  • Seeking grants via competitive tender/open competitions.


It may be possible, although by no means certain, that the analytical and machine learning work to create the basic models could be done without the need for direct payment (it could be a fairly interesting series of research projects, and may be of interest at Kaggle). However, we would expect that the programming work then needed to turn the research projects into a user-friendly set of tools will require contracted or employed programmers.

To create and maintain/improve the models:

  • Academics
  • Data analysts
  • Wiki researchers
  • Programmers
  • Subject matter experts

To create and maintain/improve a user-friendly toolset:

  • A lead volunteer team
  • Programmers
  • Wikimedia editors and potential users, including chapter and other Wikimedia entity input
  • Admin and backup services, both technical and non-technical, including volunteer and partner management
  • Product management (looking after the programmers)


Ultimately, this project has the potential to deliver a sophisticated set of widely-used tools to the Wikimedia communities and beyond. However, the costs and risks will rise in proportion to our ambitions, and for that reason we think it sensible to start small and build capacity/sophistication over time, based on the actual needs and desires of the Wikimedia communities. Fortunately, the project should be perfectly amenable to that approach, which means we do not need to decide on a set of all-or-nothing targets now.

That said, even to start on the path will be a fairly major undertaking as it will require the chapter to ramp up its technical (IT) capabilities. At the very least, it is likely require a commitment to fund at least one technical project manager and one or more full-time programmers, either as employees or on a fairly long-term contract basis. It will require the chapter to change its mindset, and its technical ambitions, and start thinking of itself as an entity that is able to provide some elements of leadership on IT for the movement as a whole.
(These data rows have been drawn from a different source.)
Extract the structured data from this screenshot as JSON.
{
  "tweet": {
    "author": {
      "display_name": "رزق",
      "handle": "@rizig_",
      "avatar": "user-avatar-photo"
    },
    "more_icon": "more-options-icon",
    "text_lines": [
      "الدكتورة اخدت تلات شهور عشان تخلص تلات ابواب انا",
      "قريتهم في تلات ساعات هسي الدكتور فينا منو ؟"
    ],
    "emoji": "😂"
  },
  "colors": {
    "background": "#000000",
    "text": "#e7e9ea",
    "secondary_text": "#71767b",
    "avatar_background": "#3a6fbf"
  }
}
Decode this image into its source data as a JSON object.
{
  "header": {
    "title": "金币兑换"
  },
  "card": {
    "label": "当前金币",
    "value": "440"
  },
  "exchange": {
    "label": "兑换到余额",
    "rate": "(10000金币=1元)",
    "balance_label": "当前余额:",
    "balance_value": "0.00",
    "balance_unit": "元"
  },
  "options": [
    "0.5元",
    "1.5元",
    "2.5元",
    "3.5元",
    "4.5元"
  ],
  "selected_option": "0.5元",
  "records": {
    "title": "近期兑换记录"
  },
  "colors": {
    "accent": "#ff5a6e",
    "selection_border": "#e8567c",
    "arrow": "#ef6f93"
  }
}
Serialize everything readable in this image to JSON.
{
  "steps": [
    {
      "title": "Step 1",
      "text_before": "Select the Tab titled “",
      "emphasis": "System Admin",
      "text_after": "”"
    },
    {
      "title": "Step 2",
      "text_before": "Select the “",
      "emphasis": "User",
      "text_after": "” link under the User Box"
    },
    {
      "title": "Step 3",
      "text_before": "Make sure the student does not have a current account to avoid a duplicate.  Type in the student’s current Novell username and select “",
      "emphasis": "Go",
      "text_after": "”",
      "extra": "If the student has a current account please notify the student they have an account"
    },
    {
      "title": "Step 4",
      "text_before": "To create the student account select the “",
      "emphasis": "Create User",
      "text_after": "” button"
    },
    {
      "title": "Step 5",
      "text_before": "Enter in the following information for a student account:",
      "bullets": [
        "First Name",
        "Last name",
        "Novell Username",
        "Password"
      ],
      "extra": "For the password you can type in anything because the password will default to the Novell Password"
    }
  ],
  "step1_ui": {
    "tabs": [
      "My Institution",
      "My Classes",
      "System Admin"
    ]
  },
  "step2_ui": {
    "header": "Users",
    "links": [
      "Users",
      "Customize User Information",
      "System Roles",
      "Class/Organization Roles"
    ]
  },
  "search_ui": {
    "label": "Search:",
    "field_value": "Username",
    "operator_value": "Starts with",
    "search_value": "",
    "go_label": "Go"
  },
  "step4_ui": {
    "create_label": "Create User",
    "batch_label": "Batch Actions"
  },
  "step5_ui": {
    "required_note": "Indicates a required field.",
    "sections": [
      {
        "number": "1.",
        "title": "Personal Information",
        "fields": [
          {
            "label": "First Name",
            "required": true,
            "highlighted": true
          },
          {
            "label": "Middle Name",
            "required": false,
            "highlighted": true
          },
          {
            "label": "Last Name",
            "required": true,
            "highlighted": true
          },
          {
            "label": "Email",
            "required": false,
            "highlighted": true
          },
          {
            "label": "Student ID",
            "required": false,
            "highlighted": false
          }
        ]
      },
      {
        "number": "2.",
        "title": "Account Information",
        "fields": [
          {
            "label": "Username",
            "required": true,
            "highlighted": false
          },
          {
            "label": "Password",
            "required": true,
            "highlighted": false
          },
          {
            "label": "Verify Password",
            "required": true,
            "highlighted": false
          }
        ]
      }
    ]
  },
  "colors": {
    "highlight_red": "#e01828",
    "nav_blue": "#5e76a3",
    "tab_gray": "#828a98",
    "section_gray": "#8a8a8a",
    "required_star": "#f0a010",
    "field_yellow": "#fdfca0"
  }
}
On that basis the chapter may want to look at building a sufficient technical capability to run several higher-impact IT projects than it has attempted in the past (eg accessibility?) to ensure efficient use of programmer resources.

Related work

Although some significant research has already been carried out, which we hope to be able to build on and/or integrate, many of the potentially useful results languish in published academic articles that are unknown to most within the Wikimedia community. There has been little concerted effort so far to make use of the academic results to build practical tools that will help Wikimedians and Wikimedia entities on a day to day basis.

This list may not be complete, and represents just the start of a more comprehensive literature search that will be needed. Please add any additional work that you know of.

Tools and research on automation

Quality in general

Specific characteristics that may relate to quality


Research based on manual analysis



At this stage this is very much a high-level proposal for discussion, and feedback on desirability and viability is probably more important than feedback on the technical detail.

Please discuss on the talk page, or just improve the text above.